▸ Exercise directions: What lines of the data hold the string "screenshot"? Copy them all.

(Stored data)
= Beginning of Section =
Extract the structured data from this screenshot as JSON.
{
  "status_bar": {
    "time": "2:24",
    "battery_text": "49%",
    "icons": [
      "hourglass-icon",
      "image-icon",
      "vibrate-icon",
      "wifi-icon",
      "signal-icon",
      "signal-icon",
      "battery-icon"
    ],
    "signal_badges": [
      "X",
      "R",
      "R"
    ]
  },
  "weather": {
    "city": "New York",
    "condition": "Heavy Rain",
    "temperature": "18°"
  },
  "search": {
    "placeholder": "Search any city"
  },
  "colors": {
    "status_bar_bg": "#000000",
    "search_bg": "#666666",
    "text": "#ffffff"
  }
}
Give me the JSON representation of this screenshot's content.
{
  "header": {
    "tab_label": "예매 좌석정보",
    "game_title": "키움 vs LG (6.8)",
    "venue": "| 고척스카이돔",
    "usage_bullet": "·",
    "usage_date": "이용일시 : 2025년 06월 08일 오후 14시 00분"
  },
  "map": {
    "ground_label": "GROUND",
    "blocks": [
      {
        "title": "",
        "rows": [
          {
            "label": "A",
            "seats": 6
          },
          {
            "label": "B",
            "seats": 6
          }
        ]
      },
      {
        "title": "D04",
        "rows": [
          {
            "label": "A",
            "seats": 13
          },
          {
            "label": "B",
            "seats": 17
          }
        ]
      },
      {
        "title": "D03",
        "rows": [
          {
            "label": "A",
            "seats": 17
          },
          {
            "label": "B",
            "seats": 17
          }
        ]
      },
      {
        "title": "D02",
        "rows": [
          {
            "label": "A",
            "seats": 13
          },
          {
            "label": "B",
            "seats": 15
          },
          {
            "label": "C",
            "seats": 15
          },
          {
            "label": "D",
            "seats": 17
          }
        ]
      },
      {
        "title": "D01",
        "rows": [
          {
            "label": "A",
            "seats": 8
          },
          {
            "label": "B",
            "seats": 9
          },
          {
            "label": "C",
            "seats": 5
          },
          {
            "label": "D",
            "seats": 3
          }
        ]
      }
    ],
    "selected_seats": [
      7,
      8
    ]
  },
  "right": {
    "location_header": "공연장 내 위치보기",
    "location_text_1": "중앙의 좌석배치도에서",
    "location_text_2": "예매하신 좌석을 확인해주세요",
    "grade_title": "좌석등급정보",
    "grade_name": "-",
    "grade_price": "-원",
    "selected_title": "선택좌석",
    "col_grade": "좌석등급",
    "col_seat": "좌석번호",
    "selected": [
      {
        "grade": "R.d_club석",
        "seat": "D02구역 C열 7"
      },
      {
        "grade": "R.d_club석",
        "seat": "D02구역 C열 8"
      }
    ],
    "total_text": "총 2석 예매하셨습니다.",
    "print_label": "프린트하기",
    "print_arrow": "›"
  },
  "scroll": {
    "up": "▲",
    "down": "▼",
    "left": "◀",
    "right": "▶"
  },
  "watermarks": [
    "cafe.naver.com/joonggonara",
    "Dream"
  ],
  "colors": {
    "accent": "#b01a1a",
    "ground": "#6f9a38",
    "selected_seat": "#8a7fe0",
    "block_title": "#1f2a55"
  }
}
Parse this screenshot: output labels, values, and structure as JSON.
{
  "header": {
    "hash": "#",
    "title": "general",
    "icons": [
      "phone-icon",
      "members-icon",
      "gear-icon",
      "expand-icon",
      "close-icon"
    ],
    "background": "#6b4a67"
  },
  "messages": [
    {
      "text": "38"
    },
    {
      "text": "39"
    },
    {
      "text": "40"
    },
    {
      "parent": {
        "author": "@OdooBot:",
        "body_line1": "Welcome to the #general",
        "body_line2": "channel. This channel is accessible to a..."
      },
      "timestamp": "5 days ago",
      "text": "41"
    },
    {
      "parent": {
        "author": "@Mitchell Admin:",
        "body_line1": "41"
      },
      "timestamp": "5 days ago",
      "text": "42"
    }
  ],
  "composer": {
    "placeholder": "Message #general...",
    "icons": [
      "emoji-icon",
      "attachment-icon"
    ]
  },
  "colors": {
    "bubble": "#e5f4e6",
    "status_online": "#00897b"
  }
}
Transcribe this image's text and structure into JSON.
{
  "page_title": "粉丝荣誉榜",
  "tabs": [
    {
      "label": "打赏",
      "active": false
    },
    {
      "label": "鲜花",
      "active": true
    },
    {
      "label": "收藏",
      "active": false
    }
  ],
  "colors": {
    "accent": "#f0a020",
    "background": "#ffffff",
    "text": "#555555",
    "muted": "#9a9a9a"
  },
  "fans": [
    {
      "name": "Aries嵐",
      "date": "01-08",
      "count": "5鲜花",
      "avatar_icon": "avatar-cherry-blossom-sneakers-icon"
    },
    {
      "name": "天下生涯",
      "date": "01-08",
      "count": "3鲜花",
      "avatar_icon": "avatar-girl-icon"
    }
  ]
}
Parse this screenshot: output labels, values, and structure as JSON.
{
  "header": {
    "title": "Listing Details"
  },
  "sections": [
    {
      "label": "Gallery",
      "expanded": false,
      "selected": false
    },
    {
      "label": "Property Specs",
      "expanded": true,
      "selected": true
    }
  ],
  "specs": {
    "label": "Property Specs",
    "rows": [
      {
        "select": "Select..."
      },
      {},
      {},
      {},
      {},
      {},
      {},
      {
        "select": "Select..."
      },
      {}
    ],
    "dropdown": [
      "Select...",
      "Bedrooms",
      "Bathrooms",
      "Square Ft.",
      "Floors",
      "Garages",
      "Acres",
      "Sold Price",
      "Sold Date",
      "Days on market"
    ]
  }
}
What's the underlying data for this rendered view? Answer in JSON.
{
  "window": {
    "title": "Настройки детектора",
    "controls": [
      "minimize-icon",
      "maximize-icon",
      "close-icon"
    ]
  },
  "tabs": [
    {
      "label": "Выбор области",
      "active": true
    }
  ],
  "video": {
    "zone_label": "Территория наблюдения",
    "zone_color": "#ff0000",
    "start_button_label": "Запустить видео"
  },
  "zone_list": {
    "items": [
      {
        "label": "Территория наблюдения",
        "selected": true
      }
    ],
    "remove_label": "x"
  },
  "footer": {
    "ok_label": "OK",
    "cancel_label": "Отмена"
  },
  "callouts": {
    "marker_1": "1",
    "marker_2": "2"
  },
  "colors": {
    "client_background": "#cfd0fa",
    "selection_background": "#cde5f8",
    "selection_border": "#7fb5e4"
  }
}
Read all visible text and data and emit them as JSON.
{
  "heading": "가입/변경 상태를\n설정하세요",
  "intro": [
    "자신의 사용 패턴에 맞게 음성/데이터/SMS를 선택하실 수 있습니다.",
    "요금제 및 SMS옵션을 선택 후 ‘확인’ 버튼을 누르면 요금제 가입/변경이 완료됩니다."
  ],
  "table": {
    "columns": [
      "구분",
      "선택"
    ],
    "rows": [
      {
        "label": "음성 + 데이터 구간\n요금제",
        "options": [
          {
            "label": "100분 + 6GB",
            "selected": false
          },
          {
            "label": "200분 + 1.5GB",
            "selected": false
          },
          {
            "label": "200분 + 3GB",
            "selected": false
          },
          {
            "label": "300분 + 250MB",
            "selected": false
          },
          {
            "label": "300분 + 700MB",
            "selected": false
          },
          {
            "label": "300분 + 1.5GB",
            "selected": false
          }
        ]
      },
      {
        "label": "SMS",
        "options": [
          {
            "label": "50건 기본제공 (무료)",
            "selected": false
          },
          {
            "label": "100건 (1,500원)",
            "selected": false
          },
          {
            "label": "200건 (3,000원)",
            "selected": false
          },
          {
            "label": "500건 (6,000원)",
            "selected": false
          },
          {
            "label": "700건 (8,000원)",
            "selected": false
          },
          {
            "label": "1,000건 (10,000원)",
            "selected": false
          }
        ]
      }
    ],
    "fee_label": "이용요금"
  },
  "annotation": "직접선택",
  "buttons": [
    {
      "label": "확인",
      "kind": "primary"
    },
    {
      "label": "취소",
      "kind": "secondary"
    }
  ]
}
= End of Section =
▸ Exercise response:
Extract the structured data from this screenshot as JSON.
Give me the JSON representation of this screenshot's content.
Parse this screenshot: output labels, values, and structure as JSON.
Parse this screenshot: output labels, values, and structure as JSON.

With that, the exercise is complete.